Photo by Sgt. Frances Johnson

VMGR-352 lights up night sky for battlefield illumination mission

22 Jul 2014 | Sgt. Frances Johnson

A six-man air crew with Marine Aerial Refueling Transportation Squadron 352 prepared their KC-130J Hercules for a battlefield illumination mission over Helmand province, July 18.

The squadron conducts various types of missions throughout Helmand province, including battlefield illumination missions that light up areas in support of coalition operations within Regional Command (Southwest).

“Battlefield illumination is where we drop flares to light up the sky and below for ground troops and helicopter inserts,” said Capt. Ronald Rutter, a KC-130J pilot with VMGR-352. “VMGR brings assault support and transports cargo, personnel and fuel. It’s a platform for command and control. We do multi-sensor imagery reconnaissance, close-air support, air-to-air refuels for helicopters, jets and ospreys. We also do aerial delivery and battlefield illumination like we did tonight.”

The illumination mission doubled as a training session for one of the crew members. As the aircraft reached its cruising altitude, the three Marines in the back of the KC-130J donned parachutes as a precautionary measure and lowered the ramp in order to wedge the flare chute between the door and ramp.

“I was learning how to do battlefield illuminations,” said Cpl. Jacob Hall, a KC-130J crew chief with VMGR-352, and a 20-year-old native of Potterville, Michigan. “I learned how to (properly) set the timers on flares, load the flares and then push them out of the plane.”

In order to prep the flares the Marines must set each of the timers to correlate to a distance the flare will fall before igniting in the night sky. The Marines set the timers before take-off, while still steady on the ground, ensuring the only steps they need to take in the air are loading the chute and pushing flares out of the plane.

“If I set the timer to 1,000, the flare will fall 1,000 feet and at that time the timer on the top will unlock, a spring will push the timer off and allow the parachute to deploy. The force of the parachute deployment then ignites the flare,” said Sgt. Christopher Weins, a loadmaster with VMGR-352, and a 25-year-old native of Littleton, Colorado. “Depending on if it is an overt or covert (infrared light) flare, it will be lit for 4 or 7 minutes, respectively. At the end of that time an explosive bolt destroys one of the parachute cables causing the parachute to collapse and clear the airspace for other air traffic.”

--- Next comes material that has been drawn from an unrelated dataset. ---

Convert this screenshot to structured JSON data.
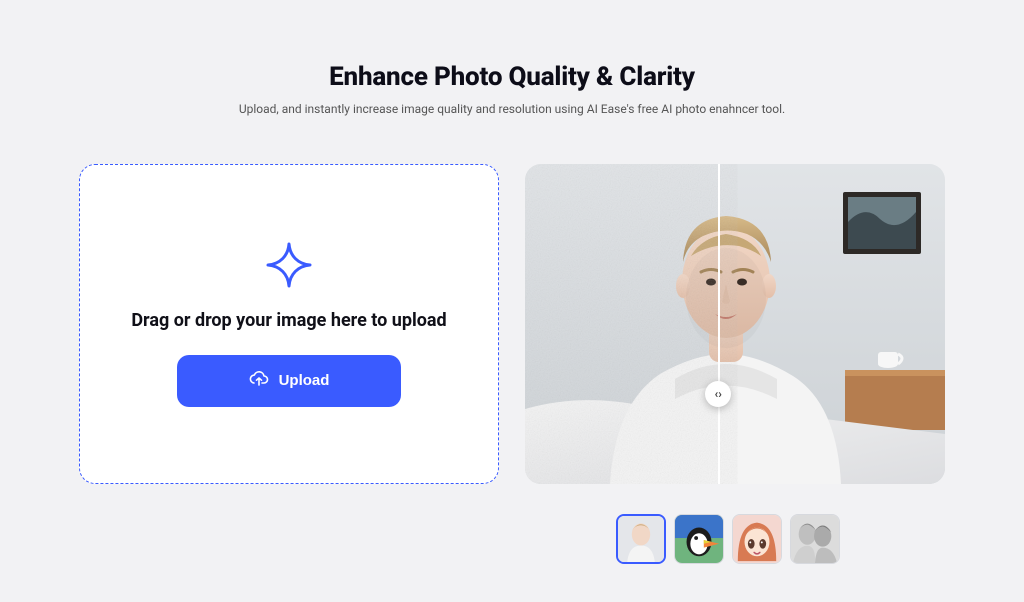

Just moments after dropping the last flare and watching it brighten the Afghan night, the pilots turned their KC-130J toward Camp Bastion. 

This detachment of Marines from VMGR-352 is at the beginning of its deployment aboard Camp Bastion and is excited to serve in support of Operation Enduring Freedom.

“So far, we’ve done well,” said Rutter, a 29-year-old native of Lancaster, Ohio. “For Marine Corps aviation, we’re a small community, but we have a lot to offer to the Marine Air Ground Task Force. Our detachment will (continue) to do really well. We have really good senior leadership and good Marines. Overall morale is high. It’s an honor to be able to serve with these Marines, and it’s good to be able to do one more detachment here.”